■ **The problem**: Exact copies of the records below are required.

■ **Input for this task**:
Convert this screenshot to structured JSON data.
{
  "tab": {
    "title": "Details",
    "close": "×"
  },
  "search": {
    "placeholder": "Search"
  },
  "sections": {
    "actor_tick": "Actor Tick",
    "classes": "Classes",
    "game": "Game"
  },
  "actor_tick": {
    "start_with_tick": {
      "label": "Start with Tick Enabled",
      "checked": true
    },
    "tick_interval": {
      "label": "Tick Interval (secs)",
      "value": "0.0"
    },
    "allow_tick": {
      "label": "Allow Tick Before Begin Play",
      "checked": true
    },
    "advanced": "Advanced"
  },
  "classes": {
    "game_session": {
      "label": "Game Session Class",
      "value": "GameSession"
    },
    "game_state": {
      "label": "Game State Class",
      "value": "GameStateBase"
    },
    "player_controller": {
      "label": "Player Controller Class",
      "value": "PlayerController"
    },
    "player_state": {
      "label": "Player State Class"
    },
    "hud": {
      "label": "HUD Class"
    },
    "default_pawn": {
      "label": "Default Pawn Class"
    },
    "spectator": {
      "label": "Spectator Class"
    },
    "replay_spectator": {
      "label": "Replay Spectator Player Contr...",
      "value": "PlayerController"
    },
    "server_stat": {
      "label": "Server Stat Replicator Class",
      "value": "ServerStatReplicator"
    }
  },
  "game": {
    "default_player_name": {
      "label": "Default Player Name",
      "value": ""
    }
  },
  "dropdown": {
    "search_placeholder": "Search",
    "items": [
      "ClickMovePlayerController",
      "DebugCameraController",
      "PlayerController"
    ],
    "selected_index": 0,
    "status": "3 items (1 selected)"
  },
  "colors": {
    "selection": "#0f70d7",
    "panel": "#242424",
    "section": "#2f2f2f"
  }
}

■ **Task solution**:
Convert this screenshot to structured JSON data.
{
  "tab": {
    "title": "Details",
    "close": "×"
  },
  "search": {
    "placeholder": "Search"
  },
  "sections": {
    "actor_tick": "Actor Tick",
    "classes": "Classes",
    "game": "Game"
  },
  "actor_tick": {
    "start_with_tick": {
      "label": "Start with Tick Enabled",
      "checked": true
    },
    "tick_interval": {
      "label": "Tick Interval (secs)",
      "value": "0.0"
    },
    "allow_tick": {
      "label": "Allow Tick Before Begin Play",
      "checked": true
    },
    "advanced": "Advanced"
  },
  "classes": {
    "game_session": {
      "label": "Game Session Class",
      "value": "GameSession"
    },
    "game_state": {
      "label": "Game State Class",
      "value": "GameStateBase"
    },
    "player_controller": {
      "label": "Player Controller Class",
      "value": "PlayerController"
    },
    "player_state": {
      "label": "Player State Class"
    },
    "hud": {
      "label": "HUD Class"
    },
    "default_pawn": {
      "label": "Default Pawn Class"
    },
    "spectator": {
      "label": "Spectator Class"
    },
    "replay_spectator": {
      "label": "Replay Spectator Player Contr...",
      "value": "PlayerController"
    },
    "server_stat": {
      "label": "Server Stat Replicator Class",
      "value": "ServerStatReplicator"
    }
  },
  "game": {
    "default_player_name": {
      "label": "Default Player Name",
      "value": ""
    }
  },
  "dropdown": {
    "search_placeholder": "Search",
    "items": [
      "ClickMovePlayerController",
      "DebugCameraController",
      "PlayerController"
    ],
    "selected_index": 0,
    "status": "3 items (1 selected)"
  },
  "colors": {
    "selection": "#0f70d7",
    "panel": "#242424",
    "section": "#2f2f2f"
  }
}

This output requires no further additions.